Tea is an amazing horse who really connects with people, especially youth. She is an honest, willing partner, and we are honored that she wants to engage with them.
Teadora, a 15 year old Andalusian.
Tea, like our youth, has a story to tell. As a youngster, she was forced into working as a dressage (competitive equestrian sport) horse. Tea was too young and unprepared in body and mind to work in this type of sport. Tea also was a broodmare and had several foals. Being a broodmare was probably traumatic for her, as she was very young and she did not have many choices. Finally, Libby (our Executive Director) acquired her. Tea has been with Libby for three years, and in that time has learned many important life lessons. She is much more relaxed and willing to work. Her personality has shifted, and she is now very bonded to people.
Tea throwing her head in frustration.
I started working with Tea at the end of November 2012, and from the start she captured my attention. She is vibrant and playful, and has an impressive stubborn streak. Her early dressage work taught her how to collect herself, and watching her move is enthralling because of her wonderful rocking-horse motion. Yet, I realized quickly that she is not a truly healthy horse. She is very anxious and has a hard time with transitions, like so many of our youth. Despite this (or perhaps because of this), she absolutely adores youth. She connects with them on a deeply personal level, and will tailor her reactions to the ability of the person working with her. She makes an ideal program horse because she asks our youth to focus and ask correctly, but forgives mistakes and works just as hard as the people around her.
Tea has never lived in a herd situation and certainly does not feel comfortable around male horses. However, we are confident that she will learn with our herd that she is safe. As she becomes more confident with the herd, she will be more able to connect with our participants because of her new ability to draw on other horses for support. This too is similar to our participants as they are often solitary and unable to trust each other. It is our hope that as Tea becomes more relaxed, our youth will become more relaxed.

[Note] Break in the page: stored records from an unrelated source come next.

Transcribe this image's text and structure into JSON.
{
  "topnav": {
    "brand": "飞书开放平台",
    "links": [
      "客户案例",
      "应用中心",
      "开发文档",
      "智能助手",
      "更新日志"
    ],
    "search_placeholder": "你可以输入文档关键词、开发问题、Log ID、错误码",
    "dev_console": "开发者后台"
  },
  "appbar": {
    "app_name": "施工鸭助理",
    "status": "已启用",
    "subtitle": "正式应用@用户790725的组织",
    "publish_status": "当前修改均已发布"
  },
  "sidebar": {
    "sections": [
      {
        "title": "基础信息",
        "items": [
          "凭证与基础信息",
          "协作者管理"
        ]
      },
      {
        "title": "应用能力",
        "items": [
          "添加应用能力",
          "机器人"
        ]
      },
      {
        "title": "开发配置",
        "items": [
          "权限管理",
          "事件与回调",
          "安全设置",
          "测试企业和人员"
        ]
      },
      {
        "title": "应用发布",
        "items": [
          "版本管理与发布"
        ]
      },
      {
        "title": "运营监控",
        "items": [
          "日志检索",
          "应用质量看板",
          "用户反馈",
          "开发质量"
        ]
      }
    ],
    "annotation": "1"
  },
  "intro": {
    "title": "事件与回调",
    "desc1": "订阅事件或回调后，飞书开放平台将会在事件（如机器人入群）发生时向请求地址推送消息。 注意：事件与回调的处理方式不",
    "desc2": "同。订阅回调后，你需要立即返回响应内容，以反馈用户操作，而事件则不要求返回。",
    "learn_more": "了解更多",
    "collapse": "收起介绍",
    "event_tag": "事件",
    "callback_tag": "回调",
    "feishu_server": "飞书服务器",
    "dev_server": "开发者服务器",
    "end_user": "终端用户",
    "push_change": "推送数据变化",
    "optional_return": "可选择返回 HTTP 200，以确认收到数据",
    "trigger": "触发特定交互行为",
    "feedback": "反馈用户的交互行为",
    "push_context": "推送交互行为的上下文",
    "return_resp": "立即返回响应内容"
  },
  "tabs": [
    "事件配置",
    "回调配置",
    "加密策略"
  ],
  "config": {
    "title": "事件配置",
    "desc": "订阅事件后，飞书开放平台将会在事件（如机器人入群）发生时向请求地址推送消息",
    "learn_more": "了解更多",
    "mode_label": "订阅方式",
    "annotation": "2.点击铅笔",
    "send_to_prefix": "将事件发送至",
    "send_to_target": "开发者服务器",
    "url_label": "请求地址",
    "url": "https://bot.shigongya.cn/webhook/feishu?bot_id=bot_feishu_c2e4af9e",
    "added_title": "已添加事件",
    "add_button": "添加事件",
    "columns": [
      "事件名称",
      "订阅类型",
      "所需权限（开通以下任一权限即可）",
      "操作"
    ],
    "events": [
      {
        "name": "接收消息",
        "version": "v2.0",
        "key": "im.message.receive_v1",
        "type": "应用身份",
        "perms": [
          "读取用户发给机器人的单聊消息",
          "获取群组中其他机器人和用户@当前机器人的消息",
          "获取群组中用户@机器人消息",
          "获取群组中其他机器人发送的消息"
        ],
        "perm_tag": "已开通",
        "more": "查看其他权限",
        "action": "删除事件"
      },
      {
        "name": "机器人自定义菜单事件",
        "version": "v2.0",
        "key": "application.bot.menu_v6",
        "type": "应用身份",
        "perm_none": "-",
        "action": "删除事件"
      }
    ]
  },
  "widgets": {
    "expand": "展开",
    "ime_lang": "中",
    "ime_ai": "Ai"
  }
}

Scratch, our self-appointed herd leader.
Today is the fifth day Tea has been turned out with our horses. We have watched as Tea has become braver with them, although she exhibited some mal-adaptive behaviors like pawing, pacing, and biting the gate. We put her in a round pen in the center of our herd, and today is the first day that she was able to settle in and eat. Once we let her into the herd she resumed pacing, although she stopped to eat some
Tea getting as close as she dared to Scratch. For his part, he just waited and watched her go in circles around him.
hay (yay Tea!!). Scratch, our resident herd leader, very respectfully approached her, and gave her space. It was fascinating to watch her clearly want to engage with him, yet not know how to do so. She bolted past him several times with her ears pinned, before finally approaching slowly with her head lowered.
Watching this process has been at once amazing and saddening. It is heartbreaking that a herd animal has no idea how to engage with the herd, and has no tools for coping with this stress. However, it gives us hope for her and our youth that she continues to try to become a part of the herd as best she can. We see small steps every day that show us she is lowering her defenses towards other horses, and continuing her journey to become a healthier, happier horse.
Stay tuned as we continue to post stories of Tea and our other program horses, staff, and participants!